Task details:
The answer should be a number alone: the count of lines in the listing below that include "アダプティブ".

───

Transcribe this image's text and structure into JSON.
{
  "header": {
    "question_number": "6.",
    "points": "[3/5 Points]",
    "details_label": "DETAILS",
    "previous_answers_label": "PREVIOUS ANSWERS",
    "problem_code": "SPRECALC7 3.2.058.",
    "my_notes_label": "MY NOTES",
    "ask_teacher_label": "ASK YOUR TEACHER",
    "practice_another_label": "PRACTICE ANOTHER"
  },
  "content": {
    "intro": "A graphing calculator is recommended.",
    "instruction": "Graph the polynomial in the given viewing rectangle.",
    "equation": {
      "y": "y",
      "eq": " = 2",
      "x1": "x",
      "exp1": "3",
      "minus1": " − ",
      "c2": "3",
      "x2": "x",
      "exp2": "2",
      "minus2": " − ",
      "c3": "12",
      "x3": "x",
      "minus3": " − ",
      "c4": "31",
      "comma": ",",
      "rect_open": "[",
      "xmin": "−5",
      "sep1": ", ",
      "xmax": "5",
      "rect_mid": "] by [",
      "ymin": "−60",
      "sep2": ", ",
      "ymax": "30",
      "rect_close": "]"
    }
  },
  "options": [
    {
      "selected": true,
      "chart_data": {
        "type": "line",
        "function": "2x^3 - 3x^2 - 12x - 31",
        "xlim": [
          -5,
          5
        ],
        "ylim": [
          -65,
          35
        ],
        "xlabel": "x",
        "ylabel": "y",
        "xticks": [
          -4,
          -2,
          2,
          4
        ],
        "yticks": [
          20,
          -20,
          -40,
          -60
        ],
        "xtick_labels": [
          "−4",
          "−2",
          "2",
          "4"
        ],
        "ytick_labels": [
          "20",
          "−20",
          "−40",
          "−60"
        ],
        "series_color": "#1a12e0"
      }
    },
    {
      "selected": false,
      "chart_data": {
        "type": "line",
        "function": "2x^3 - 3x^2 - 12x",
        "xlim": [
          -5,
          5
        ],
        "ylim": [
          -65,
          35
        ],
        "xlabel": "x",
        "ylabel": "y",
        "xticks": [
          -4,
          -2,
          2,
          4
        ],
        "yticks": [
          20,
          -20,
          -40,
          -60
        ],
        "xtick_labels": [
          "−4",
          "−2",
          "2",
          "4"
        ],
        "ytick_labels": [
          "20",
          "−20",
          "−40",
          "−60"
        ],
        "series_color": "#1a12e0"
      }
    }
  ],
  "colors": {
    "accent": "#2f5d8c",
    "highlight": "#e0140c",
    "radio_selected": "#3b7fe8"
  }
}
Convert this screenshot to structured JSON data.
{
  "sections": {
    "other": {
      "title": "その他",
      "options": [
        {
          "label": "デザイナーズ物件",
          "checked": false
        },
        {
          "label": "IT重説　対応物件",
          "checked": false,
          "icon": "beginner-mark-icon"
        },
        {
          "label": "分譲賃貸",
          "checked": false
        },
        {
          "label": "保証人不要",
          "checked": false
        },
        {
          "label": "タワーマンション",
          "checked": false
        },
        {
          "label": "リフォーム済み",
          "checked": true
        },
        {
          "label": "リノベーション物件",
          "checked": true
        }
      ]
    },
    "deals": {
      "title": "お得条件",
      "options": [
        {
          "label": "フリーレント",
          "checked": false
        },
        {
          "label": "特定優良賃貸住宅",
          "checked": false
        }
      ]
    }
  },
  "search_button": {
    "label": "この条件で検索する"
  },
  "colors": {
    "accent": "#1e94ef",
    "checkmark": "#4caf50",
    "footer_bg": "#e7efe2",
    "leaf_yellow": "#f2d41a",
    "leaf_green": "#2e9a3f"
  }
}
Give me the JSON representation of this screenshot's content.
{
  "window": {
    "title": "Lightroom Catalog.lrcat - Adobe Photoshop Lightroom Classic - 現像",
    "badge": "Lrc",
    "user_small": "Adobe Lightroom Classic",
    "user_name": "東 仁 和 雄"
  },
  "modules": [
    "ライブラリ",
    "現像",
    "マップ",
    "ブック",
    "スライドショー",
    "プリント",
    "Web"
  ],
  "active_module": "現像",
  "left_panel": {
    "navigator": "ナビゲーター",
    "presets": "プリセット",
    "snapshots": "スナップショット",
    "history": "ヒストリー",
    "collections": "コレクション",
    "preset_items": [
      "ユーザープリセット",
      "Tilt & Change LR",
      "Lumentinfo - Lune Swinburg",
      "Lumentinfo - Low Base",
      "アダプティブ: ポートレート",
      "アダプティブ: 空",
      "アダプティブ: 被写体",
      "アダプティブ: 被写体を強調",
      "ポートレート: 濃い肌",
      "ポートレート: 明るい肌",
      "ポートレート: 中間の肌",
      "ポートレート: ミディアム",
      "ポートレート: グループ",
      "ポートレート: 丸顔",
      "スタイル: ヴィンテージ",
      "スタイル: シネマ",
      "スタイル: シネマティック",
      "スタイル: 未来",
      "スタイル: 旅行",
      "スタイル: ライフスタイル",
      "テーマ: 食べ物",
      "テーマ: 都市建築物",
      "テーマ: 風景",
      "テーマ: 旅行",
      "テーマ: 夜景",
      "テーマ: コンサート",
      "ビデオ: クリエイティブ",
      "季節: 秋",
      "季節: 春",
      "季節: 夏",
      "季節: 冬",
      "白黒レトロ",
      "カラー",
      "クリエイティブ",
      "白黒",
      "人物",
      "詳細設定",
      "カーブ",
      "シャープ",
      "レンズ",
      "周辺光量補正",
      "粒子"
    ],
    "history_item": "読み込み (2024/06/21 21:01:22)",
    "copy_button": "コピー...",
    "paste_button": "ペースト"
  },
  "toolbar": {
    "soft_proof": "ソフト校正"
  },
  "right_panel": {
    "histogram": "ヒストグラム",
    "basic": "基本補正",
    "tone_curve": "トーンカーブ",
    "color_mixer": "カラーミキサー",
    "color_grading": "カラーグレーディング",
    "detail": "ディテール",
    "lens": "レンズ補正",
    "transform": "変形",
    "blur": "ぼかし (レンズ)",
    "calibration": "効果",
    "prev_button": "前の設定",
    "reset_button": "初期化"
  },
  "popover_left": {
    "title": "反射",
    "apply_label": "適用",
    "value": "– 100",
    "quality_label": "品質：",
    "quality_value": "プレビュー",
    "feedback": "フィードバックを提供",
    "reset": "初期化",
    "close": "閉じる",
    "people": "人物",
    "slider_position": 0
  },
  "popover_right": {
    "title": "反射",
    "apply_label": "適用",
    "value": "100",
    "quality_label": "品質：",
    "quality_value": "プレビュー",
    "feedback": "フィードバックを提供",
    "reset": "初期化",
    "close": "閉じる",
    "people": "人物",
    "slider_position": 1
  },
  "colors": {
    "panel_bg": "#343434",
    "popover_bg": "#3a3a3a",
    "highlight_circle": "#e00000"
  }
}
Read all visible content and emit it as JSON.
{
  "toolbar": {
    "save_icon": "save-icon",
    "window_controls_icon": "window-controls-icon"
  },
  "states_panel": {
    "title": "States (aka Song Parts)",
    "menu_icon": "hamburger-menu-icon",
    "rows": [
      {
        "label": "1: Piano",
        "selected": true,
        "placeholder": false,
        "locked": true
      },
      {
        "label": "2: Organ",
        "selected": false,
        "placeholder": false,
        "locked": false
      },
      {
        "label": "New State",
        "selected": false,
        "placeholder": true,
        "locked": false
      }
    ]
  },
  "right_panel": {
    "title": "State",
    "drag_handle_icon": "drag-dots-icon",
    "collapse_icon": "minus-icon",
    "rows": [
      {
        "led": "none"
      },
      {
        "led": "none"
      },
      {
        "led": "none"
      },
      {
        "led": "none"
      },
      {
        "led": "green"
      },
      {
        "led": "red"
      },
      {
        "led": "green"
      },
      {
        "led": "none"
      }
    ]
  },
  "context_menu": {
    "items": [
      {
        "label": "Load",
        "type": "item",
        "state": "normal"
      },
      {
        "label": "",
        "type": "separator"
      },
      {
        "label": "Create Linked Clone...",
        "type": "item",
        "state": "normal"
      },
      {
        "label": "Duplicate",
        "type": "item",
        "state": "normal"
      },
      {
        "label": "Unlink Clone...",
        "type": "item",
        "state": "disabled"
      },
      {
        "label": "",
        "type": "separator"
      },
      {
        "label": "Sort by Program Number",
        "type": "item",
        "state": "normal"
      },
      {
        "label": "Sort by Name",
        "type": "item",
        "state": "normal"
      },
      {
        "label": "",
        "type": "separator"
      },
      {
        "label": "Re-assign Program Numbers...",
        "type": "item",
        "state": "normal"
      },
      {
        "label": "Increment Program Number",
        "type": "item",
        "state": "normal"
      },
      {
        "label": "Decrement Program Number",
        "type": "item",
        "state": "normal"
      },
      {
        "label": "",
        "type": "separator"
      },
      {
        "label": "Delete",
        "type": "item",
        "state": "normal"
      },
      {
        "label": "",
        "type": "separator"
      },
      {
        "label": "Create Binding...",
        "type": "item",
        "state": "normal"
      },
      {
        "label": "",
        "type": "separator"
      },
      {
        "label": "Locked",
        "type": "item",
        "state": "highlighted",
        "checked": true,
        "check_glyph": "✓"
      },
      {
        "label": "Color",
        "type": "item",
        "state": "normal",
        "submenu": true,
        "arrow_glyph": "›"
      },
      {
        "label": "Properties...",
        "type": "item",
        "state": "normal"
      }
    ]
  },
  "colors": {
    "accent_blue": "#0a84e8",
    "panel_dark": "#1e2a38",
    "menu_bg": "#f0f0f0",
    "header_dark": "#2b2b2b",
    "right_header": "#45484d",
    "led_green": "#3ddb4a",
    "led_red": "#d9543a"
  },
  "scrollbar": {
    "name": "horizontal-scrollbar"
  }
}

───

Answer for the task:
4